The public is invited to view First Nations artwork from the Alberta Foundation for the Arts Travelling Exhibition Program, currently being displayed at Blue Quills First Nations College’s library.
An artpiece by kora Cattleman, part of a travelling exhibit called Maskwacis (Bear Hills) currently on display at Blue Quills First Nations College’s library.
An artpiece by kora Cattleman, part of a travelling exhibit called Maskwacis (Bear Hills) currently on display at Blue Quills First Nations College’s library.

The public is invited to view First Nations artwork from the Alberta Foundation for the Arts Travelling Exhibition Program, currently being displayed at Blue Quills First Nations College’s library.

The traveling exhibit, called Maskwacis (Bear Hills), contains 14 individual artists’ artwork, ranging from beadwork, acrylic paintings to photography.

Sherri Chisan, coordinator of Blue Quill’s leadership and management program, explained the artwork is put together by the people of Maskwacis from Hobbema, Alta.

“The exhibit features the work of some of the (Maskwacis) community members and students, with support from the Art Gallery of Alberta and Syncrude,” commented Chisan.

“We don’t generally have access to that kind of art since we can’t manage it in our collections … the travelling exhibition allows the art to get out to the community instead of just being shown in Edmonton or Calgary,” said Chisan, adding, “It’s an opportunity for people in rural communities to have a relationship with the artists.”

Different art events are held at Blue Quills First Nations College throughout the year to allow anyone interested in the medium to pursue their artistic interest, as well as encouraging the growth of the medium amongst the community.
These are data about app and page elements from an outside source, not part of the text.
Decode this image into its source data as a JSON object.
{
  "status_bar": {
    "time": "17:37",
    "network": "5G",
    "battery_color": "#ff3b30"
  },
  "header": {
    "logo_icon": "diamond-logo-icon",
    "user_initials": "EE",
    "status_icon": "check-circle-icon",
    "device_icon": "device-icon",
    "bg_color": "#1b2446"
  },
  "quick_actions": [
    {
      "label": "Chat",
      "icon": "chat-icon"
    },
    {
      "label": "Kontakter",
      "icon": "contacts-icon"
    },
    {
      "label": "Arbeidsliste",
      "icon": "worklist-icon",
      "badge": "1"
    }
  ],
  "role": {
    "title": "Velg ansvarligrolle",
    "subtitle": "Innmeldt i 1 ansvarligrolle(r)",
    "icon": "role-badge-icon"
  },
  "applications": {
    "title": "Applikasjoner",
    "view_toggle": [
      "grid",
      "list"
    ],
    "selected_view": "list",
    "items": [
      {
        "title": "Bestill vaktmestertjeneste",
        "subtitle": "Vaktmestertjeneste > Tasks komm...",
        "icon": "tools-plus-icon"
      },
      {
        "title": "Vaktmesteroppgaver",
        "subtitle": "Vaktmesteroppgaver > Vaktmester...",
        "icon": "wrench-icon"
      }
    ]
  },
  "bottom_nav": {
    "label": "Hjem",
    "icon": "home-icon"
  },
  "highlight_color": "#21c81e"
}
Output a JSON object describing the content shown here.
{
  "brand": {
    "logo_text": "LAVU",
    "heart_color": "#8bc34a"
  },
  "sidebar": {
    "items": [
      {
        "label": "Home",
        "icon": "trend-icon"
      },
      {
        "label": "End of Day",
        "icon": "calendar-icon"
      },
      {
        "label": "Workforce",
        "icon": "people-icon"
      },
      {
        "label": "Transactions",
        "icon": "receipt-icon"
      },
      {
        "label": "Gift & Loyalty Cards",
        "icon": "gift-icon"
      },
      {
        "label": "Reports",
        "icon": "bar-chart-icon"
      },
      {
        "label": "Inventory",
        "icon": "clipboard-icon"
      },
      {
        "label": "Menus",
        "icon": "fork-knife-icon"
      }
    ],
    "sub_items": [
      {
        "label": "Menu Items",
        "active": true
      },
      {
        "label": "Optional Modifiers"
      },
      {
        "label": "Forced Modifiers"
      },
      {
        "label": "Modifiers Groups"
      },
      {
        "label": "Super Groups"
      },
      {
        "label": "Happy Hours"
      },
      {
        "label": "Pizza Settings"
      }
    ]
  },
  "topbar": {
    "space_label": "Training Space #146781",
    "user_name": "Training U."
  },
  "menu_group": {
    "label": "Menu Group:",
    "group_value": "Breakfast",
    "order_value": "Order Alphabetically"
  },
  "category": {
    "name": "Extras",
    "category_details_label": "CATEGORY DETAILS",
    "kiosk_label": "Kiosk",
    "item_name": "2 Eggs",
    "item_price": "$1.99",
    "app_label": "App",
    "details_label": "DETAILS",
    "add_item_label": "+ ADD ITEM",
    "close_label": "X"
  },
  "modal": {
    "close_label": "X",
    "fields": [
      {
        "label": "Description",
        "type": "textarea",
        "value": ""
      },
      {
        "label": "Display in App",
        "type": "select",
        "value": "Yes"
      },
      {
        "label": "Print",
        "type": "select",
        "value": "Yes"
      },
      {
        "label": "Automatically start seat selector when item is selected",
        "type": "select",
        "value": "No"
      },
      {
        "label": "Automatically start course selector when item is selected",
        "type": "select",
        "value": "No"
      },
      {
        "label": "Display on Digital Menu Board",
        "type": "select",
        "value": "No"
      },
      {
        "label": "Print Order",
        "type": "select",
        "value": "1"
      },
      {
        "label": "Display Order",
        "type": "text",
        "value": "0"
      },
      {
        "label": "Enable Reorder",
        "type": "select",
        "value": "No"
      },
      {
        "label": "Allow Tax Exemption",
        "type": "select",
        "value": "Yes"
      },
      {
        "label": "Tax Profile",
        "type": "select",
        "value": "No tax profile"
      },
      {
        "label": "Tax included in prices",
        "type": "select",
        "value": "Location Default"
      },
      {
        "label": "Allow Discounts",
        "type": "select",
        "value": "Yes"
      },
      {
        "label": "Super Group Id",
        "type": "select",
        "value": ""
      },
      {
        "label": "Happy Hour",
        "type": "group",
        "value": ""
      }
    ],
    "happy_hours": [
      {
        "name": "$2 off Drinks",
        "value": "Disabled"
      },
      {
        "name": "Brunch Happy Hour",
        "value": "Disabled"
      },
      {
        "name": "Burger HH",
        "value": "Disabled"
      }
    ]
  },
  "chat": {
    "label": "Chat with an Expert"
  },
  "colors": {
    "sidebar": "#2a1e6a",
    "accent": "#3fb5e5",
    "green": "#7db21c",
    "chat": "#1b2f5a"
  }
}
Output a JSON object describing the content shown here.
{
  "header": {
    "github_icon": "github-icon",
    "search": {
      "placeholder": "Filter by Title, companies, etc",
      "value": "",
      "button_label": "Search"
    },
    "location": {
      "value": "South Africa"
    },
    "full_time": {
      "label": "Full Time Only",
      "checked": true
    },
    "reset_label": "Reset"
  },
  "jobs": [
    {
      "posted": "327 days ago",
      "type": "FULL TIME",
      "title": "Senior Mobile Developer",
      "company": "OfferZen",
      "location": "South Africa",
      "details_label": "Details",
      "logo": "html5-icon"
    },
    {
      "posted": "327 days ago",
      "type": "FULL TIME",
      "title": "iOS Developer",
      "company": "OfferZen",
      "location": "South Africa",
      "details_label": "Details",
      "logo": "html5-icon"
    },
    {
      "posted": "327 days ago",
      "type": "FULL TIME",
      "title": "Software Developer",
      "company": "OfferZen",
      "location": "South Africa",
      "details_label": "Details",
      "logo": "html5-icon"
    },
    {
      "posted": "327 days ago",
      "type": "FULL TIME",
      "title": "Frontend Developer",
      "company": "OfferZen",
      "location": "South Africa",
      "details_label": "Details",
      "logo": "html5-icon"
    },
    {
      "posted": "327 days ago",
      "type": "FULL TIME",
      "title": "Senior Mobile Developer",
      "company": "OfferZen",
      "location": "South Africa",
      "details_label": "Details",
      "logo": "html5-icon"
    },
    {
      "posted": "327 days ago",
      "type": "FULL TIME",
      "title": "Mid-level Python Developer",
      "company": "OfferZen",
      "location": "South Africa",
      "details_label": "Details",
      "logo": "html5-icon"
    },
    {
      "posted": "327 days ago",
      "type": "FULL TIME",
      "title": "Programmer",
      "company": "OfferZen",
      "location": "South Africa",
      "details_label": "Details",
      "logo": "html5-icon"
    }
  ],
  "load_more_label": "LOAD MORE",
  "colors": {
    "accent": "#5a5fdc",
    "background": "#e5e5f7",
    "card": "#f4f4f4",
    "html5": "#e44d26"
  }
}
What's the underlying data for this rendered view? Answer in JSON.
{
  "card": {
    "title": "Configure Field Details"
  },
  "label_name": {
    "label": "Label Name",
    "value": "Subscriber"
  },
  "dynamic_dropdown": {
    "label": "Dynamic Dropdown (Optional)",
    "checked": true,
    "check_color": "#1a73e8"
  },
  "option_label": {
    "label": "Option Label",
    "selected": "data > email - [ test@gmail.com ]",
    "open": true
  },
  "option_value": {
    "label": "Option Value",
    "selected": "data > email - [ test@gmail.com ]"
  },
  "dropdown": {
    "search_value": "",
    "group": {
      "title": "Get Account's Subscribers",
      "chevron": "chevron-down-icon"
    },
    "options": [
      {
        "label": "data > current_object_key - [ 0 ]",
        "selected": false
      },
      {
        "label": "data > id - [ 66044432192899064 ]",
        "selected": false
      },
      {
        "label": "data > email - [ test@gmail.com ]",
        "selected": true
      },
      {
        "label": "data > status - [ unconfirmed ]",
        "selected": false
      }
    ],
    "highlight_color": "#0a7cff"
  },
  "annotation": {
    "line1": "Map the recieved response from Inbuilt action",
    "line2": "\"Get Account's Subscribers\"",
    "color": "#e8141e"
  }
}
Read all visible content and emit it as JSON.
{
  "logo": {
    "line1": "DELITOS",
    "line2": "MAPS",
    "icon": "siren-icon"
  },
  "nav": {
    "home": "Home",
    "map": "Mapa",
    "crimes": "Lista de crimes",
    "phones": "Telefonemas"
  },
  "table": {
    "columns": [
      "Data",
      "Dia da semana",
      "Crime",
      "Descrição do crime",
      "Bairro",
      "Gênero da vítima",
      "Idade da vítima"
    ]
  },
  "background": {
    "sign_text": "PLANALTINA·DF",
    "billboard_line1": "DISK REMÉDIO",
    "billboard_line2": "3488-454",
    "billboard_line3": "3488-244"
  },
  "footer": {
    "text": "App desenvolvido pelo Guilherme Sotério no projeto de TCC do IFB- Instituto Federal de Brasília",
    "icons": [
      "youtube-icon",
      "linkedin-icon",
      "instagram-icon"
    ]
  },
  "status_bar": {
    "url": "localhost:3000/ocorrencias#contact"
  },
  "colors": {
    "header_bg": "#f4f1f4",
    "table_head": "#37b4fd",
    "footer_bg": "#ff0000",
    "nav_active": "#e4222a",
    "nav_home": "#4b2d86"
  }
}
One such event was the New Sun Conference, held last May at the college, which celebrated the Indian Group of Seven, a group of professional aboriginal artists from Canada.

Chisan further explained that the art is a communication tool. “(Art) allows people to communicate with each other visually besides having to use words … we encourage the community of St. Paul and surrounding areas to visit Blue Quills to learn about the art, and also about who we are, and part of our effort to build a relationship with the communities around us,.”

For more information on the travelling exhibit, which will be open to the public until the last week of October, people can contact Chisan at 780-645-4455.